= How to complete this task =
What is needed is an exact copy of the data below, pictures excluded.

= Exercise data =
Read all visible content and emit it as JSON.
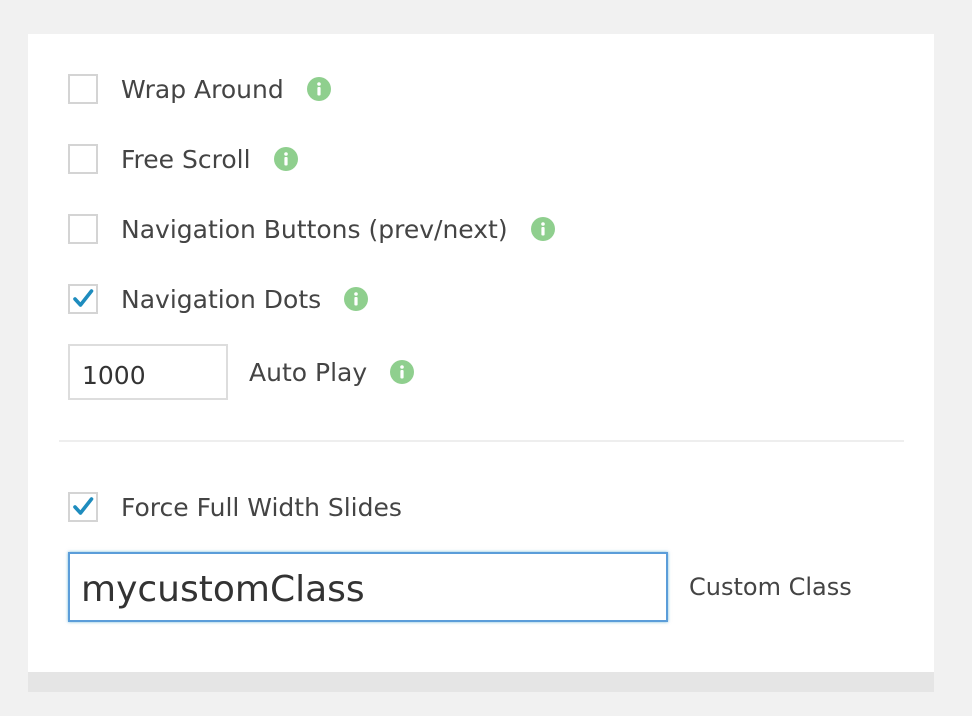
{
  "options": [
    {
      "label": "Wrap Around",
      "checked": false
    },
    {
      "label": "Free Scroll",
      "checked": false
    },
    {
      "label": "Navigation Buttons (prev/next)",
      "checked": false
    },
    {
      "label": "Navigation Dots",
      "checked": true
    }
  ],
  "autoplay": {
    "value": "1000",
    "label": "Auto Play"
  },
  "force_full_width": {
    "label": "Force Full Width Slides",
    "checked": true
  },
  "custom_class": {
    "value": "mycustomClass",
    "label": "Custom Class"
  },
  "colors": {
    "info_icon": "#8fcf8e",
    "checkmark": "#1e8cbe",
    "focus_border": "#5b9dd9"
  },
  "icons": {
    "info": "info-icon",
    "check": "checkmark-icon"
  }
}
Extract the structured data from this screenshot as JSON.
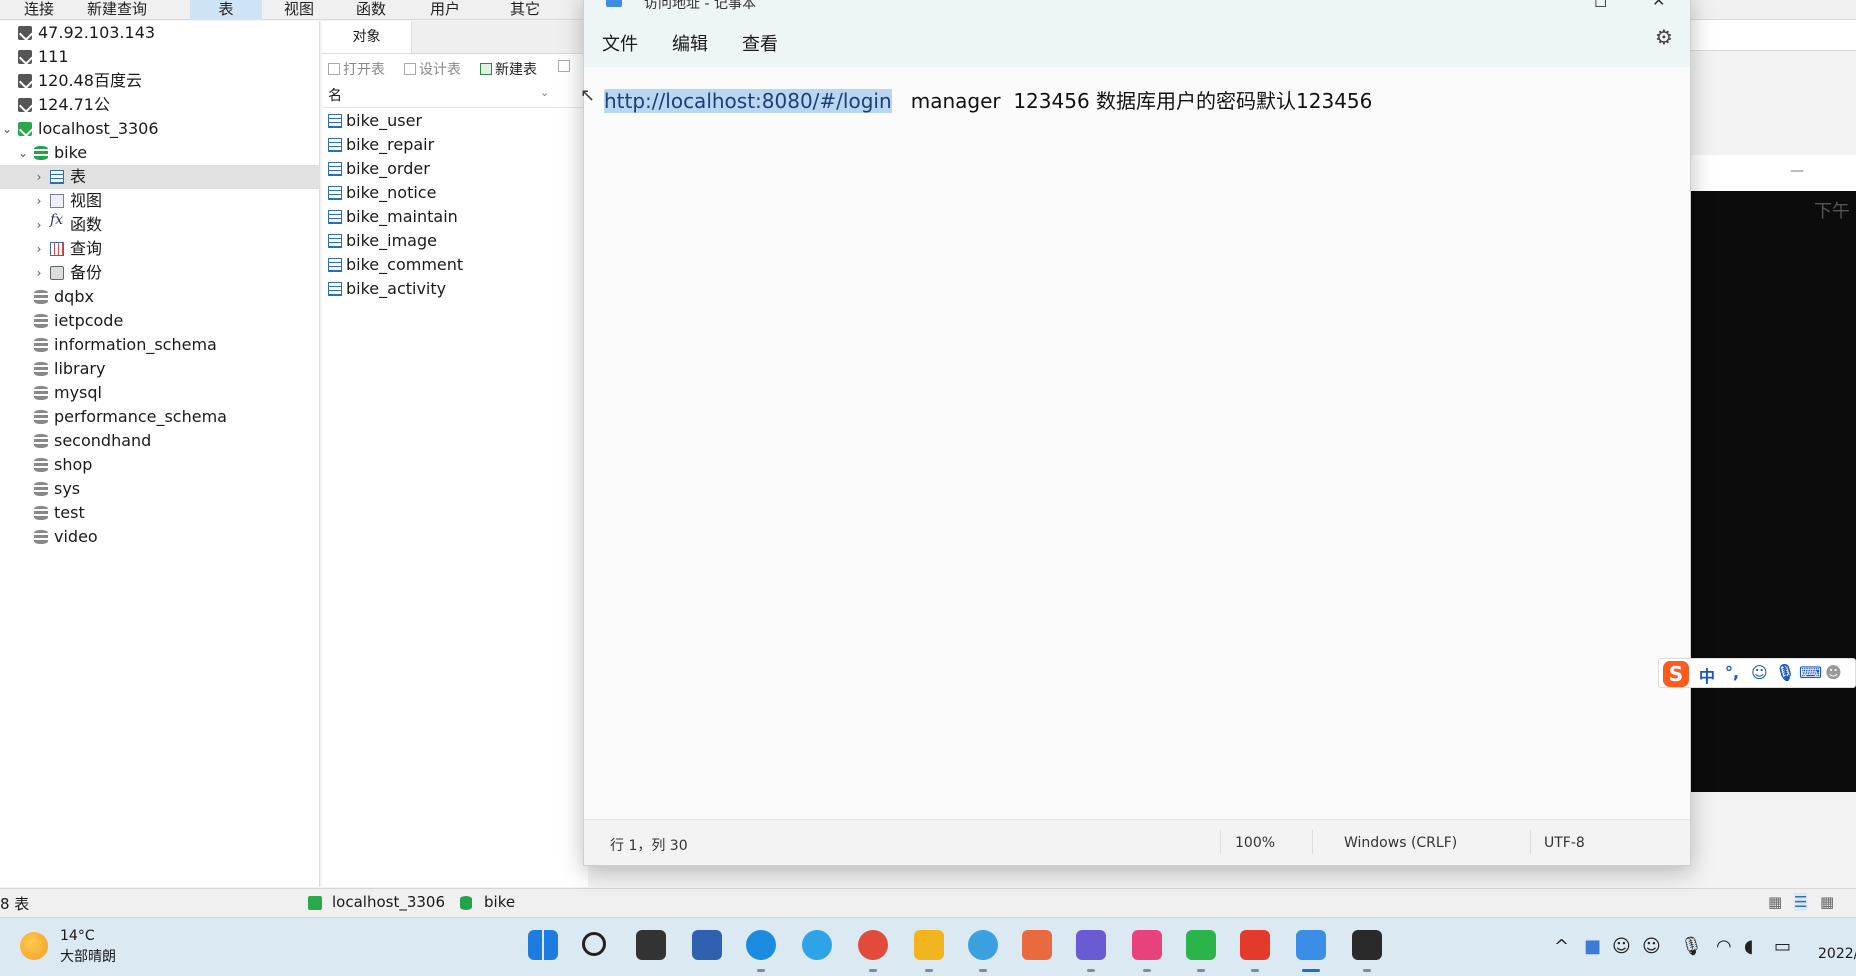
{
  "navicat": {
    "menu": [
      {
        "label": "连接",
        "active": false
      },
      {
        "label": "新建查询",
        "active": false
      },
      {
        "label": "表",
        "active": true
      },
      {
        "label": "视图",
        "active": false
      },
      {
        "label": "函数",
        "active": false
      },
      {
        "label": "用户",
        "active": false
      },
      {
        "label": "其它",
        "active": false
      }
    ],
    "tree": [
      {
        "label": "47.92.103.143",
        "icon": "connection-icon"
      },
      {
        "label": "111",
        "icon": "connection-icon"
      },
      {
        "label": "120.48百度云",
        "icon": "connection-icon"
      },
      {
        "label": "124.71公",
        "icon": "connection-icon"
      },
      {
        "label": "localhost_3306",
        "icon": "connection-icon",
        "expanded": true
      },
      {
        "label": "bike",
        "icon": "database-icon",
        "expanded": true
      },
      {
        "label": "表",
        "icon": "table-icon",
        "selected": true
      },
      {
        "label": "视图",
        "icon": "view-icon"
      },
      {
        "label": "函数",
        "icon": "function-icon"
      },
      {
        "label": "查询",
        "icon": "query-icon"
      },
      {
        "label": "备份",
        "icon": "backup-icon"
      },
      {
        "label": "dqbx",
        "icon": "database-icon"
      },
      {
        "label": "ietpcode",
        "icon": "database-icon"
      },
      {
        "label": "information_schema",
        "icon": "database-icon"
      },
      {
        "label": "library",
        "icon": "database-icon"
      },
      {
        "label": "mysql",
        "icon": "database-icon"
      },
      {
        "label": "performance_schema",
        "icon": "database-icon"
      },
      {
        "label": "secondhand",
        "icon": "database-icon"
      },
      {
        "label": "shop",
        "icon": "database-icon"
      },
      {
        "label": "sys",
        "icon": "database-icon"
      },
      {
        "label": "test",
        "icon": "database-icon"
      },
      {
        "label": "video",
        "icon": "database-icon"
      }
    ],
    "objects_tab": "对象",
    "toolbar": {
      "open": "打开表",
      "design": "设计表",
      "new": "新建表"
    },
    "column_header": "名",
    "tables": [
      "bike_user",
      "bike_repair",
      "bike_order",
      "bike_notice",
      "bike_maintain",
      "bike_image",
      "bike_comment",
      "bike_activity"
    ],
    "status": {
      "count": "8 表",
      "connection": "localhost_3306",
      "database": "bike"
    }
  },
  "notepad": {
    "title": "访问地址 - 记事本",
    "menu": [
      "文件",
      "编辑",
      "查看"
    ],
    "content": {
      "selected": "http://localhost:8080/#/login",
      "rest": "   manager  123456 数据库用户的密码默认123456"
    },
    "status": {
      "position": "行 1，列 30",
      "zoom": "100%",
      "line_ending": "Windows (CRLF)",
      "encoding": "UTF-8"
    }
  },
  "console": {
    "text": "下午"
  },
  "ime": {
    "labels": [
      "中",
      "°,"
    ]
  },
  "taskbar": {
    "weather_temp": "14°C",
    "weather_condition": "大部晴朗",
    "apps": [
      {
        "name": "start-icon",
        "color": "#1e7be0"
      },
      {
        "name": "search-icon",
        "color": "#222222"
      },
      {
        "name": "task-view-icon",
        "color": "#333333"
      },
      {
        "name": "network-app-icon",
        "color": "#3060b0"
      },
      {
        "name": "edge-icon",
        "color": "#1b8be0"
      },
      {
        "name": "ie-icon",
        "color": "#2fa3e8"
      },
      {
        "name": "chrome-icon",
        "color": "#e24a3b"
      },
      {
        "name": "file-explorer-icon",
        "color": "#f2b51f"
      },
      {
        "name": "circle-app-icon",
        "color": "#3aa0e0"
      },
      {
        "name": "powerpoint-icon",
        "color": "#e96a3f"
      },
      {
        "name": "mountain-app-icon",
        "color": "#6b5bd2"
      },
      {
        "name": "jetbrains-icon",
        "color": "#e8427c"
      },
      {
        "name": "hbuilder-icon",
        "color": "#2bb44a"
      },
      {
        "name": "wps-icon",
        "color": "#e33a2c"
      },
      {
        "name": "notepad-icon",
        "color": "#3a8ee6"
      },
      {
        "name": "terminal-icon",
        "color": "#2a2a2a"
      }
    ],
    "clock": "2022/"
  }
}
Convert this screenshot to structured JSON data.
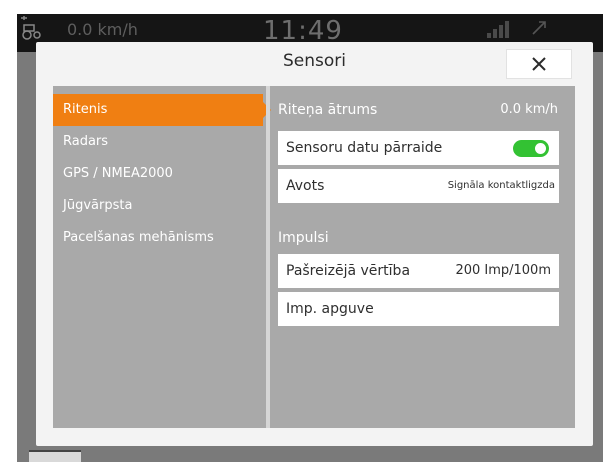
{
  "statusbar": {
    "speed": "0.0 km/h",
    "clock": "11:49"
  },
  "dialog": {
    "title": "Sensori",
    "close_icon": "close-icon"
  },
  "sidebar": {
    "items": [
      {
        "label": "Ritenis",
        "active": true
      },
      {
        "label": "Radars",
        "active": false
      },
      {
        "label": "GPS / NMEA2000",
        "active": false
      },
      {
        "label": "Jūgvārpsta",
        "active": false
      },
      {
        "label": "Pacelšanas mehānisms",
        "active": false
      }
    ]
  },
  "panel": {
    "wheel_speed": {
      "label": "Riteņa ātrums",
      "value": "0.0 km/h"
    },
    "sensor_transfer": {
      "label": "Sensoru datu pārraide",
      "enabled": true
    },
    "source": {
      "label": "Avots",
      "value": "Signāla kontaktligzda"
    },
    "impulses_heading": "Impulsi",
    "current_value": {
      "label": "Pašreizējā vērtība",
      "value": "200 Imp/100m"
    },
    "imp_learning": {
      "label": "Imp. apguve"
    }
  },
  "colors": {
    "accent": "#f07f12",
    "toggle_on": "#33c233",
    "content_bg": "#a9a9a9"
  }
}
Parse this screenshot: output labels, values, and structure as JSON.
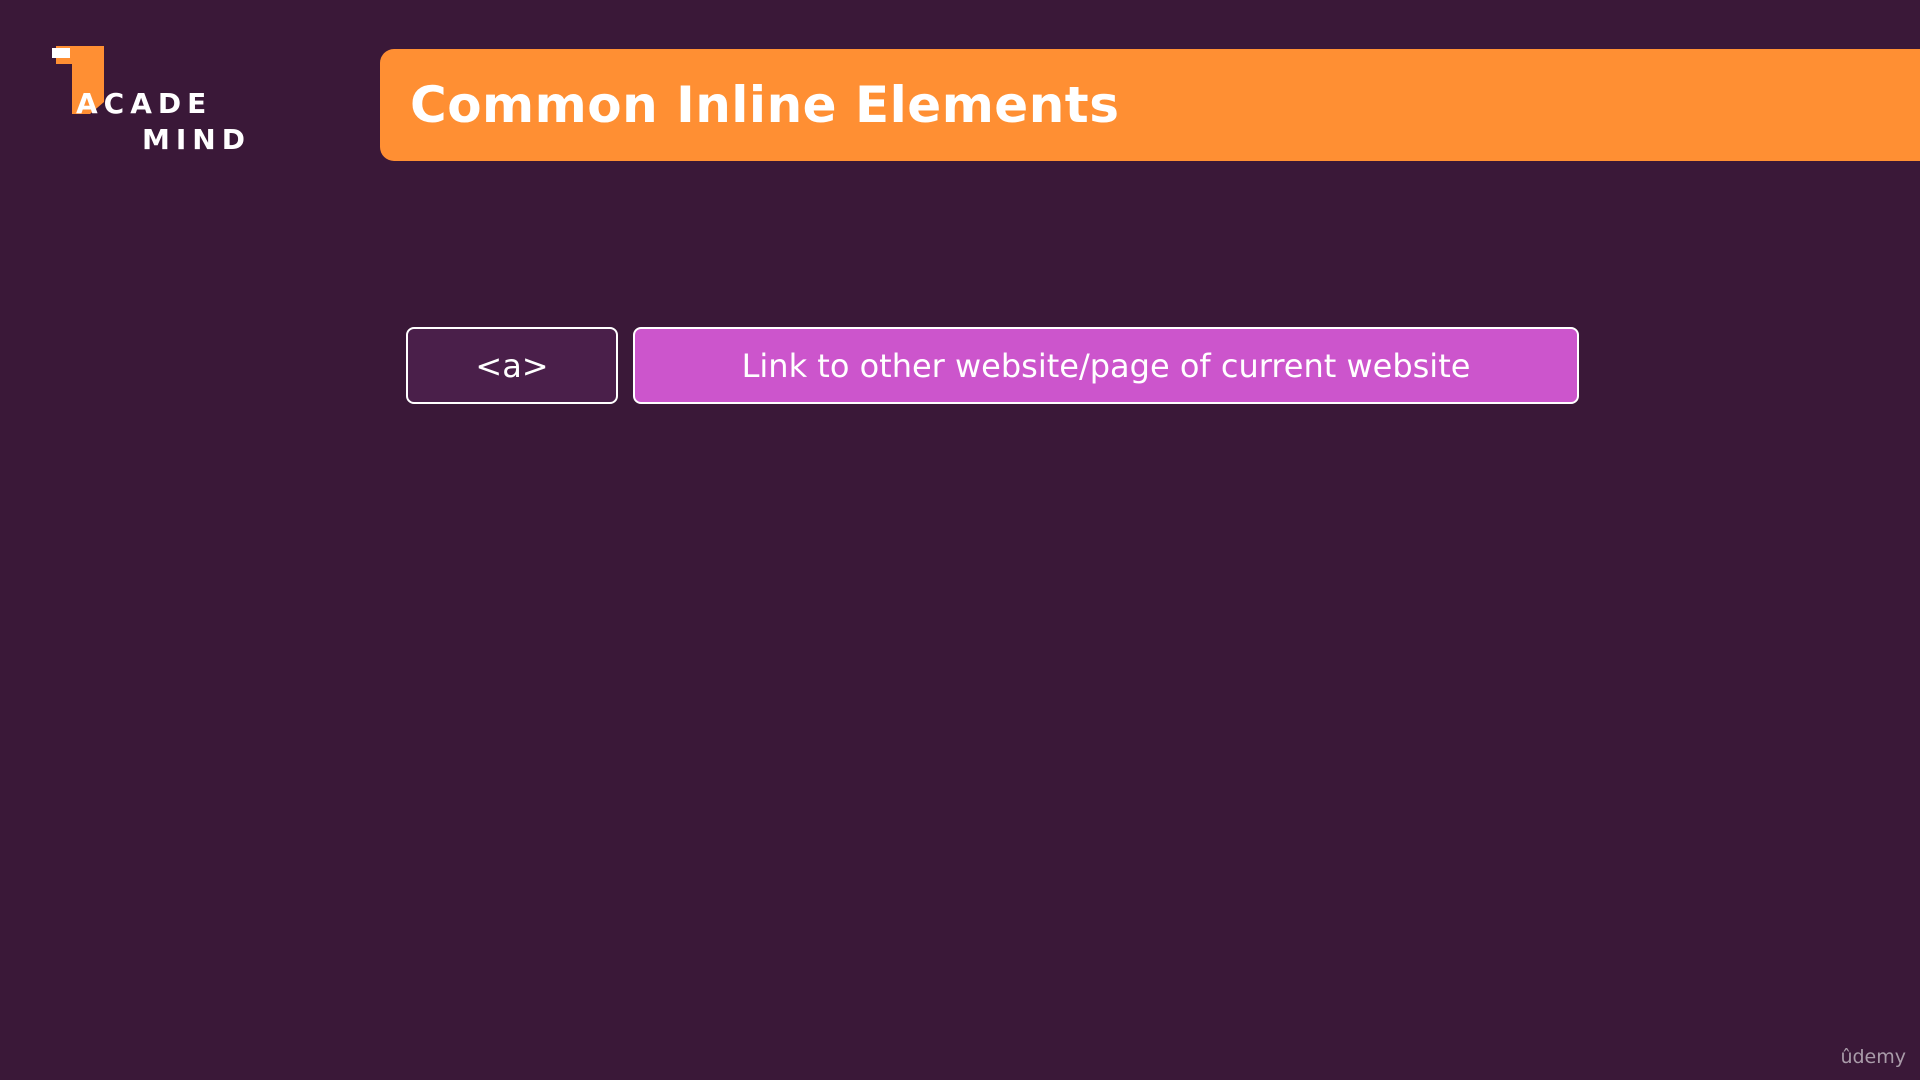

= Answer section =
Read all visible content and emit it as JSON.
{
  "options": [
    {
      "label": "Wrap Around",
      "checked": false
    },
    {
      "label": "Free Scroll",
      "checked": false
    },
    {
      "label": "Navigation Buttons (prev/next)",
      "checked": false
    },
    {
      "label": "Navigation Dots",
      "checked": true
    }
  ],
  "autoplay": {
    "value": "1000",
    "label": "Auto Play"
  },
  "force_full_width": {
    "label": "Force Full Width Slides",
    "checked": true
  },
  "custom_class": {
    "value": "mycustomClass",
    "label": "Custom Class"
  },
  "colors": {
    "info_icon": "#8fcf8e",
    "checkmark": "#1e8cbe",
    "focus_border": "#5b9dd9"
  },
  "icons": {
    "info": "info-icon",
    "check": "checkmark-icon"
  }
}
Extract the structured data from this screenshot as JSON.
{
  "navicat": {
    "menu": [
      {
        "label": "连接",
        "active": false
      },
      {
        "label": "新建查询",
        "active": false
      },
      {
        "label": "表",
        "active": true
      },
      {
        "label": "视图",
        "active": false
      },
      {
        "label": "函数",
        "active": false
      },
      {
        "label": "用户",
        "active": false
      },
      {
        "label": "其它",
        "active": false
      }
    ],
    "tree": [
      {
        "label": "47.92.103.143",
        "icon": "connection-icon"
      },
      {
        "label": "111",
        "icon": "connection-icon"
      },
      {
        "label": "120.48百度云",
        "icon": "connection-icon"
      },
      {
        "label": "124.71公",
        "icon": "connection-icon"
      },
      {
        "label": "localhost_3306",
        "icon": "connection-icon",
        "expanded": true
      },
      {
        "label": "bike",
        "icon": "database-icon",
        "expanded": true
      },
      {
        "label": "表",
        "icon": "table-icon",
        "selected": true
      },
      {
        "label": "视图",
        "icon": "view-icon"
      },
      {
        "label": "函数",
        "icon": "function-icon"
      },
      {
        "label": "查询",
        "icon": "query-icon"
      },
      {
        "label": "备份",
        "icon": "backup-icon"
      },
      {
        "label": "dqbx",
        "icon": "database-icon"
      },
      {
        "label": "ietpcode",
        "icon": "database-icon"
      },
      {
        "label": "information_schema",
        "icon": "database-icon"
      },
      {
        "label": "library",
        "icon": "database-icon"
      },
      {
        "label": "mysql",
        "icon": "database-icon"
      },
      {
        "label": "performance_schema",
        "icon": "database-icon"
      },
      {
        "label": "secondhand",
        "icon": "database-icon"
      },
      {
        "label": "shop",
        "icon": "database-icon"
      },
      {
        "label": "sys",
        "icon": "database-icon"
      },
      {
        "label": "test",
        "icon": "database-icon"
      },
      {
        "label": "video",
        "icon": "database-icon"
      }
    ],
    "objects_tab": "对象",
    "toolbar": {
      "open": "打开表",
      "design": "设计表",
      "new": "新建表"
    },
    "column_header": "名",
    "tables": [
      "bike_user",
      "bike_repair",
      "bike_order",
      "bike_notice",
      "bike_maintain",
      "bike_image",
      "bike_comment",
      "bike_activity"
    ],
    "status": {
      "count": "8 表",
      "connection": "localhost_3306",
      "database": "bike"
    }
  },
  "notepad": {
    "title": "访问地址 - 记事本",
    "menu": [
      "文件",
      "编辑",
      "查看"
    ],
    "content": {
      "selected": "http://localhost:8080/#/login",
      "rest": "   manager  123456 数据库用户的密码默认123456"
    },
    "status": {
      "position": "行 1，列 30",
      "zoom": "100%",
      "line_ending": "Windows (CRLF)",
      "encoding": "UTF-8"
    }
  },
  "console": {
    "text": "下午"
  },
  "ime": {
    "labels": [
      "中",
      "°,"
    ]
  },
  "taskbar": {
    "weather_temp": "14°C",
    "weather_condition": "大部晴朗",
    "apps": [
      {
        "name": "start-icon",
        "color": "#1e7be0"
      },
      {
        "name": "search-icon",
        "color": "#222222"
      },
      {
        "name": "task-view-icon",
        "color": "#333333"
      },
      {
        "name": "network-app-icon",
        "color": "#3060b0"
      },
      {
        "name": "edge-icon",
        "color": "#1b8be0"
      },
      {
        "name": "ie-icon",
        "color": "#2fa3e8"
      },
      {
        "name": "chrome-icon",
        "color": "#e24a3b"
      },
      {
        "name": "file-explorer-icon",
        "color": "#f2b51f"
      },
      {
        "name": "circle-app-icon",
        "color": "#3aa0e0"
      },
      {
        "name": "powerpoint-icon",
        "color": "#e96a3f"
      },
      {
        "name": "mountain-app-icon",
        "color": "#6b5bd2"
      },
      {
        "name": "jetbrains-icon",
        "color": "#e8427c"
      },
      {
        "name": "hbuilder-icon",
        "color": "#2bb44a"
      },
      {
        "name": "wps-icon",
        "color": "#e33a2c"
      },
      {
        "name": "notepad-icon",
        "color": "#3a8ee6"
      },
      {
        "name": "terminal-icon",
        "color": "#2a2a2a"
      }
    ],
    "clock": "2022/"
  }
}
Convert this screenshot to structured JSON data.
{
  "statusbar": {
    "speed": "0.0 km/h",
    "clock": "11:49"
  },
  "dialog": {
    "title": "Sensori",
    "close_icon": "close-icon"
  },
  "sidebar": {
    "items": [
      {
        "label": "Ritenis",
        "active": true
      },
      {
        "label": "Radars",
        "active": false
      },
      {
        "label": "GPS / NMEA2000",
        "active": false
      },
      {
        "label": "Jūgvārpsta",
        "active": false
      },
      {
        "label": "Pacelšanas mehānisms",
        "active": false
      }
    ]
  },
  "panel": {
    "wheel_speed": {
      "label": "Riteņa ātrums",
      "value": "0.0 km/h"
    },
    "sensor_transfer": {
      "label": "Sensoru datu pārraide",
      "enabled": true
    },
    "source": {
      "label": "Avots",
      "value": "Signāla kontaktligzda"
    },
    "impulses_heading": "Impulsi",
    "current_value": {
      "label": "Pašreizējā vērtība",
      "value": "200 Imp/100m"
    },
    "imp_learning": {
      "label": "Imp. apguve"
    }
  },
  "colors": {
    "accent": "#f07f12",
    "toggle_on": "#33c233",
    "content_bg": "#a9a9a9"
  }
}
Parse this screenshot: output labels, values, and structure as JSON.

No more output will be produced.